▼▼▼
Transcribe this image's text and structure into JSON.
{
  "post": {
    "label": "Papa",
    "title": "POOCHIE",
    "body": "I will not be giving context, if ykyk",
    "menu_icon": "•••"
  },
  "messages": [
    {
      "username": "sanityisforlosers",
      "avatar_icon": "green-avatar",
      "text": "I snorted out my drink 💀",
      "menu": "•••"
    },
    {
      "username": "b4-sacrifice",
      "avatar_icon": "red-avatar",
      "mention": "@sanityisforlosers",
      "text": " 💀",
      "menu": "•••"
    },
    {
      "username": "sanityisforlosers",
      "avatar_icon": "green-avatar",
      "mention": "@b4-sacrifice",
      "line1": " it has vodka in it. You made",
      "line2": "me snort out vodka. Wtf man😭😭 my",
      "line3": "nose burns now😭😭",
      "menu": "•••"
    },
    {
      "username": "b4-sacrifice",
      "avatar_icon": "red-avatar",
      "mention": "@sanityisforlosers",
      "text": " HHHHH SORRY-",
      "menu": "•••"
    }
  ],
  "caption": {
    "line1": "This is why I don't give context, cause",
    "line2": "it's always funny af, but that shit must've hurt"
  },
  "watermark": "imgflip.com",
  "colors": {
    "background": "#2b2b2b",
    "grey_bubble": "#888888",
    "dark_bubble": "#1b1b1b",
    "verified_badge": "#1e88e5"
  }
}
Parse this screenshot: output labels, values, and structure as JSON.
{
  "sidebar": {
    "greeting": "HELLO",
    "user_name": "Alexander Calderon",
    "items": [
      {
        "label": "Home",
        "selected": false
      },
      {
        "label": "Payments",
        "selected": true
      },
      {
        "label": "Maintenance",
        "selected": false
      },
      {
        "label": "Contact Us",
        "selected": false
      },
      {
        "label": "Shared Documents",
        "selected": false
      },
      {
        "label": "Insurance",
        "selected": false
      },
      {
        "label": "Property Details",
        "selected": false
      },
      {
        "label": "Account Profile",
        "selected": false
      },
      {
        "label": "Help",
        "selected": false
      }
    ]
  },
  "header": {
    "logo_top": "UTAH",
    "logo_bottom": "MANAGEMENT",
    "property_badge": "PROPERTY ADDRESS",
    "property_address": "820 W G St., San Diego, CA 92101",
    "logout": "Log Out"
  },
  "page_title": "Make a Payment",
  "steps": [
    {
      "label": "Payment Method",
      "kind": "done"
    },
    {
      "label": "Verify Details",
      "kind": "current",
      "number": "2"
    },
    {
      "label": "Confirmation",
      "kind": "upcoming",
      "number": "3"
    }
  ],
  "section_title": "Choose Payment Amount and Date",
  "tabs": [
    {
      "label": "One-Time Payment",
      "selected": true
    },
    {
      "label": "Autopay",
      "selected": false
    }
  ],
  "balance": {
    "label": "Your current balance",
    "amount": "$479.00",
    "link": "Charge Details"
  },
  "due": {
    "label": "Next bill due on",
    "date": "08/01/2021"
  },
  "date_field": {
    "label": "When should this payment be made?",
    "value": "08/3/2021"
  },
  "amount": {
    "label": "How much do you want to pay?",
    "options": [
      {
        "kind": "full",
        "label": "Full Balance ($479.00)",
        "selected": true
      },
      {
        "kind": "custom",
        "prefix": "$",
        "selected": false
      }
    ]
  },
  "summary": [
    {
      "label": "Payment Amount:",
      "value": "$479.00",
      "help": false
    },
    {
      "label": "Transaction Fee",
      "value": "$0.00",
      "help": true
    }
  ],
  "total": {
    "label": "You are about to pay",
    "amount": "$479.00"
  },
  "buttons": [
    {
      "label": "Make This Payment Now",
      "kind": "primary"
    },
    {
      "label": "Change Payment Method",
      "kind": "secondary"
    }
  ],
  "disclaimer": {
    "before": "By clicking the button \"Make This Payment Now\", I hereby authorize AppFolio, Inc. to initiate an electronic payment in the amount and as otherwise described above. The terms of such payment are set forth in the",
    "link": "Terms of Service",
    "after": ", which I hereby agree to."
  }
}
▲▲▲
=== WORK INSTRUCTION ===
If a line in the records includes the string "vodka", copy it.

=== SOLUTION TO THE EXERCISE ===
      "line1": " it has vodka in it. You made",
      "line2": "me snort out vodka. Wtf man😭😭 my",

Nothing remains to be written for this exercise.